Less is usually made of the paper and print developer choice for the following reasons:
1. You've usually only got one chance to make a negative, while you can print it as many times as you wish, with as many different papers or paper developers as you want depending on the look, print color etc you are after.
2. Related to (1), often much of the control work at the printing stage is during exposure (under the the enlarger) rather than altering things like contrast with print development. This is an oversimplification of course, but generally you have less control over contrast in print development than you do in negative development. Development can make a big difference in negative contrast, so that is the process you really have to get nailed down if you want to be sure you always have the information you want in the negative. The print is an interpretation of the negative so you have more flexibility to try different things without risk.
3. The negative is (usually) being enlarged. The print is not. So in choosing your film and film developer decisions have to be made about things like sharpness and graininess, which will show in the print as the image is enlarged. In addition, how you use your particular film developer can also affect these things (development time, temperature, agitation etc). The print is the final stage and the paper is not enlarged. So things like grain and sharpness in the paper do not really matter. From that perspective there is no point in arguing over something like whether say Ilford MGIV paper is grainier than another paper, or whether Dektol is a grainier paper developer than LPD. It is a non issue, whereas with films and film developers there can be big differences.
Paper choice should not be taken lightly though, of course.

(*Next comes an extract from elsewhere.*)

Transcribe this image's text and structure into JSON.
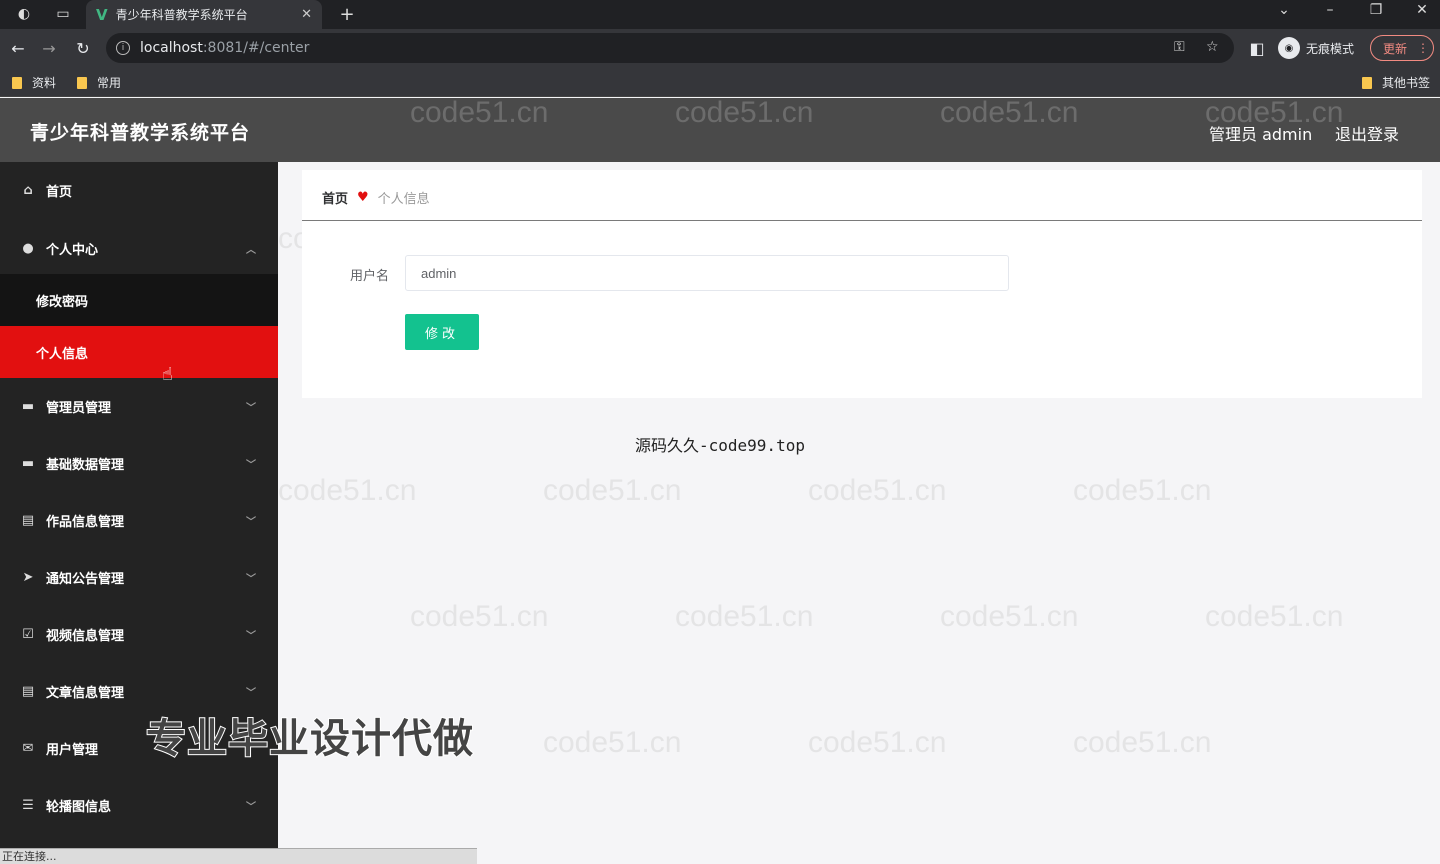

Different papers can have very different looks. Gradation can be different, as well as print color (paper tint, emulsion characteristics). Then there are other qualities to consider, like how different papers respond to various toning processes. They are often very different. The choice of paper developer has an impact on these qualities as well. But again, you have the option of playing around with different papers and print developers for any given negative. You can only make the negative once.